(Required action): Present the lines below again, exactly as they stand.

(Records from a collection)
┌──

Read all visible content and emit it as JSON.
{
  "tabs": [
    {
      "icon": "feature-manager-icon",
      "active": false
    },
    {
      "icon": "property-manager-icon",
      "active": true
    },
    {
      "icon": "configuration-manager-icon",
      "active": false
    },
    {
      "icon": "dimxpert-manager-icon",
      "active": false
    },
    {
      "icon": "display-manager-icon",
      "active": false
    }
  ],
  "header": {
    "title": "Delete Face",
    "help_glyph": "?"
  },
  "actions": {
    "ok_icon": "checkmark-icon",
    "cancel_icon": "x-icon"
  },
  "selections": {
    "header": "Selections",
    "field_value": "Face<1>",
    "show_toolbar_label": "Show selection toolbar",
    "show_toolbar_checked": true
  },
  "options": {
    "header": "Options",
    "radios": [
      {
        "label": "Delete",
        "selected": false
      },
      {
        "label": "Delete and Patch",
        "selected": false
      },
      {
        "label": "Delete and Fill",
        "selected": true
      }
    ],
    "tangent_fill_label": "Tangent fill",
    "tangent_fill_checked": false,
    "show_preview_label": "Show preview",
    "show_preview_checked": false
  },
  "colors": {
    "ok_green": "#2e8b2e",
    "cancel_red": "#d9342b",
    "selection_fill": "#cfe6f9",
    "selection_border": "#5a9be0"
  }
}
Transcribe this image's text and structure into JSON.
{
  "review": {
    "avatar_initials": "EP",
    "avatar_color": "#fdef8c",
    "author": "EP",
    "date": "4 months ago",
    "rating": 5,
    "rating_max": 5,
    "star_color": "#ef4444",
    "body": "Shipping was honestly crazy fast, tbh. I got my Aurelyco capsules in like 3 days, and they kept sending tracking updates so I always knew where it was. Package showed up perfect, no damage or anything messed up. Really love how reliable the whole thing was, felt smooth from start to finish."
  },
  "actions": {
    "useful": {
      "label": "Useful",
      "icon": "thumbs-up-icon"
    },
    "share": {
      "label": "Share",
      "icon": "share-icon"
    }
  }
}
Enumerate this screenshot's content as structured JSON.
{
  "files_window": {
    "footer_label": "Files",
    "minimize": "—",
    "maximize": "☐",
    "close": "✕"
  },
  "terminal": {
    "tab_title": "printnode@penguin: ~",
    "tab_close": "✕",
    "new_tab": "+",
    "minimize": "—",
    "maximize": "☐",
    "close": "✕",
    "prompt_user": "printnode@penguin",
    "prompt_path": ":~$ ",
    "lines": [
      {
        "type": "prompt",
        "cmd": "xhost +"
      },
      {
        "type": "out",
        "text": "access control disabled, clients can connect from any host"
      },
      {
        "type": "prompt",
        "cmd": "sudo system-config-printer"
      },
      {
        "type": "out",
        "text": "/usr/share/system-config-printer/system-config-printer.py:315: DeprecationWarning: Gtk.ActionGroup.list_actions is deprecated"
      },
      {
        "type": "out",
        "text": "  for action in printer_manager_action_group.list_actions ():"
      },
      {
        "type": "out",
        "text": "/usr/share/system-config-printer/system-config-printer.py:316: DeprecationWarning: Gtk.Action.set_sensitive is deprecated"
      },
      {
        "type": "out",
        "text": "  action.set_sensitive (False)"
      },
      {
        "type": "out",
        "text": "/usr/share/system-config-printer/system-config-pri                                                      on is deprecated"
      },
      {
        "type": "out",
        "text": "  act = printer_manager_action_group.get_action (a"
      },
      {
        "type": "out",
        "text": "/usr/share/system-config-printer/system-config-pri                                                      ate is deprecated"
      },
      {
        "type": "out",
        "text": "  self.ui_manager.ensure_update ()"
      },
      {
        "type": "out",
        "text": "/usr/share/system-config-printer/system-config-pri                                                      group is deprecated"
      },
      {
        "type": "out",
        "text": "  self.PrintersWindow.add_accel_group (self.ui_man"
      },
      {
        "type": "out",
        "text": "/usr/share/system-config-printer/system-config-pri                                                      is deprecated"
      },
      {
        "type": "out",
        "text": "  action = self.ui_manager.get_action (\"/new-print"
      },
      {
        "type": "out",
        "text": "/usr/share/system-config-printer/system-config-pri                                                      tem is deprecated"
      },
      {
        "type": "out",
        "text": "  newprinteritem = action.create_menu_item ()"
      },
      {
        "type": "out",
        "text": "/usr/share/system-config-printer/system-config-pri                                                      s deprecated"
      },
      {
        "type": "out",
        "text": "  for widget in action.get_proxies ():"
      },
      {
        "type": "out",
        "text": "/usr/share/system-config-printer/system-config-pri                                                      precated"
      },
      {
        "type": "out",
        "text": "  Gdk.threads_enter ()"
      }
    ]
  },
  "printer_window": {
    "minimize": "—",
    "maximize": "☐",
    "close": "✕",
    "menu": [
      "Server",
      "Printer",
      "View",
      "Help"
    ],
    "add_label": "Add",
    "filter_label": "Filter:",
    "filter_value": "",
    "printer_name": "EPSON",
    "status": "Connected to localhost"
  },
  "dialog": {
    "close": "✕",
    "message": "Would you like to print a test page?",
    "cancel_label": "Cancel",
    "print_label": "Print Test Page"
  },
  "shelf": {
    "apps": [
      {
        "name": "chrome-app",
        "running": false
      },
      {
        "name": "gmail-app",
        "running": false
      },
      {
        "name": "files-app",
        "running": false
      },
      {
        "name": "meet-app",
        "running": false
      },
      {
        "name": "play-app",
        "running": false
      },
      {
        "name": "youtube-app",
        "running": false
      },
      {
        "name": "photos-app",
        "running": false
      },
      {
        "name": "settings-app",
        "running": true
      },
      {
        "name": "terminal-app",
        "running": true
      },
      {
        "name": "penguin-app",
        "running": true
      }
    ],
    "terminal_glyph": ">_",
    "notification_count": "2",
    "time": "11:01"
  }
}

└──

(Solution for this exercise):
Read all visible content and emit it as JSON.
{
  "tabs": [
    {
      "icon": "feature-manager-icon",
      "active": false
    },
    {
      "icon": "property-manager-icon",
      "active": true
    },
    {
      "icon": "configuration-manager-icon",
      "active": false
    },
    {
      "icon": "dimxpert-manager-icon",
      "active": false
    },
    {
      "icon": "display-manager-icon",
      "active": false
    }
  ],
  "header": {
    "title": "Delete Face",
    "help_glyph": "?"
  },
  "actions": {
    "ok_icon": "checkmark-icon",
    "cancel_icon": "x-icon"
  },
  "selections": {
    "header": "Selections",
    "field_value": "Face<1>",
    "show_toolbar_label": "Show selection toolbar",
    "show_toolbar_checked": true
  },
  "options": {
    "header": "Options",
    "radios": [
      {
        "label": "Delete",
        "selected": false
      },
      {
        "label": "Delete and Patch",
        "selected": false
      },
      {
        "label": "Delete and Fill",
        "selected": true
      }
    ],
    "tangent_fill_label": "Tangent fill",
    "tangent_fill_checked": false,
    "show_preview_label": "Show preview",
    "show_preview_checked": false
  },
  "colors": {
    "ok_green": "#2e8b2e",
    "cancel_red": "#d9342b",
    "selection_fill": "#cfe6f9",
    "selection_border": "#5a9be0"
  }
}
Transcribe this image's text and structure into JSON.
{
  "review": {
    "avatar_initials": "EP",
    "avatar_color": "#fdef8c",
    "author": "EP",
    "date": "4 months ago",
    "rating": 5,
    "rating_max": 5,
    "star_color": "#ef4444",
    "body": "Shipping was honestly crazy fast, tbh. I got my Aurelyco capsules in like 3 days, and they kept sending tracking updates so I always knew where it was. Package showed up perfect, no damage or anything messed up. Really love how reliable the whole thing was, felt smooth from start to finish."
  },
  "actions": {
    "useful": {
      "label": "Useful",
      "icon": "thumbs-up-icon"
    },
    "share": {
      "label": "Share",
      "icon": "share-icon"
    }
  }
}
Enumerate this screenshot's content as structured JSON.
{
  "files_window": {
    "footer_label": "Files",
    "minimize": "—",
    "maximize": "☐",
    "close": "✕"
  },
  "terminal": {
    "tab_title": "printnode@penguin: ~",
    "tab_close": "✕",
    "new_tab": "+",
    "minimize": "—",
    "maximize": "☐",
    "close": "✕",
    "prompt_user": "printnode@penguin",
    "prompt_path": ":~$ ",
    "lines": [
      {
        "type": "prompt",
        "cmd": "xhost +"
      },
      {
        "type": "out",
        "text": "access control disabled, clients can connect from any host"
      },
      {
        "type": "prompt",
        "cmd": "sudo system-config-printer"
      },
      {
        "type": "out",
        "text": "/usr/share/system-config-printer/system-config-printer.py:315: DeprecationWarning: Gtk.ActionGroup.list_actions is deprecated"
      },
      {
        "type": "out",
        "text": "  for action in printer_manager_action_group.list_actions ():"
      },
      {
        "type": "out",
        "text": "/usr/share/system-config-printer/system-config-printer.py:316: DeprecationWarning: Gtk.Action.set_sensitive is deprecated"
      },
      {
        "type": "out",
        "text": "  action.set_sensitive (False)"
      },
      {
        "type": "out",
        "text": "/usr/share/system-config-printer/system-config-pri                                                      on is deprecated"
      },
      {
        "type": "out",
        "text": "  act = printer_manager_action_group.get_action (a"
      },
      {
        "type": "out",
        "text": "/usr/share/system-config-printer/system-config-pri                                                      ate is deprecated"
      },
      {
        "type": "out",
        "text": "  self.ui_manager.ensure_update ()"
      },
      {
        "type": "out",
        "text": "/usr/share/system-config-printer/system-config-pri                                                      group is deprecated"
      },
      {
        "type": "out",
        "text": "  self.PrintersWindow.add_accel_group (self.ui_man"
      },
      {
        "type": "out",
        "text": "/usr/share/system-config-printer/system-config-pri                                                      is deprecated"
      },
      {
        "type": "out",
        "text": "  action = self.ui_manager.get_action (\"/new-print"
      },
      {
        "type": "out",
        "text": "/usr/share/system-config-printer/system-config-pri                                                      tem is deprecated"
      },
      {
        "type": "out",
        "text": "  newprinteritem = action.create_menu_item ()"
      },
      {
        "type": "out",
        "text": "/usr/share/system-config-printer/system-config-pri                                                      s deprecated"
      },
      {
        "type": "out",
        "text": "  for widget in action.get_proxies ():"
      },
      {
        "type": "out",
        "text": "/usr/share/system-config-printer/system-config-pri                                                      precated"
      },
      {
        "type": "out",
        "text": "  Gdk.threads_enter ()"
      }
    ]
  },
  "printer_window": {
    "minimize": "—",
    "maximize": "☐",
    "close": "✕",
    "menu": [
      "Server",
      "Printer",
      "View",
      "Help"
    ],
    "add_label": "Add",
    "filter_label": "Filter:",
    "filter_value": "",
    "printer_name": "EPSON",
    "status": "Connected to localhost"
  },
  "dialog": {
    "close": "✕",
    "message": "Would you like to print a test page?",
    "cancel_label": "Cancel",
    "print_label": "Print Test Page"
  },
  "shelf": {
    "apps": [
      {
        "name": "chrome-app",
        "running": false
      },
      {
        "name": "gmail-app",
        "running": false
      },
      {
        "name": "files-app",
        "running": false
      },
      {
        "name": "meet-app",
        "running": false
      },
      {
        "name": "play-app",
        "running": false
      },
      {
        "name": "youtube-app",
        "running": false
      },
      {
        "name": "photos-app",
        "running": false
      },
      {
        "name": "settings-app",
        "running": true
      },
      {
        "name": "terminal-app",
        "running": true
      },
      {
        "name": "penguin-app",
        "running": true
      }
    ],
    "terminal_glyph": ">_",
    "notification_count": "2",
    "time": "11:01"
  }
}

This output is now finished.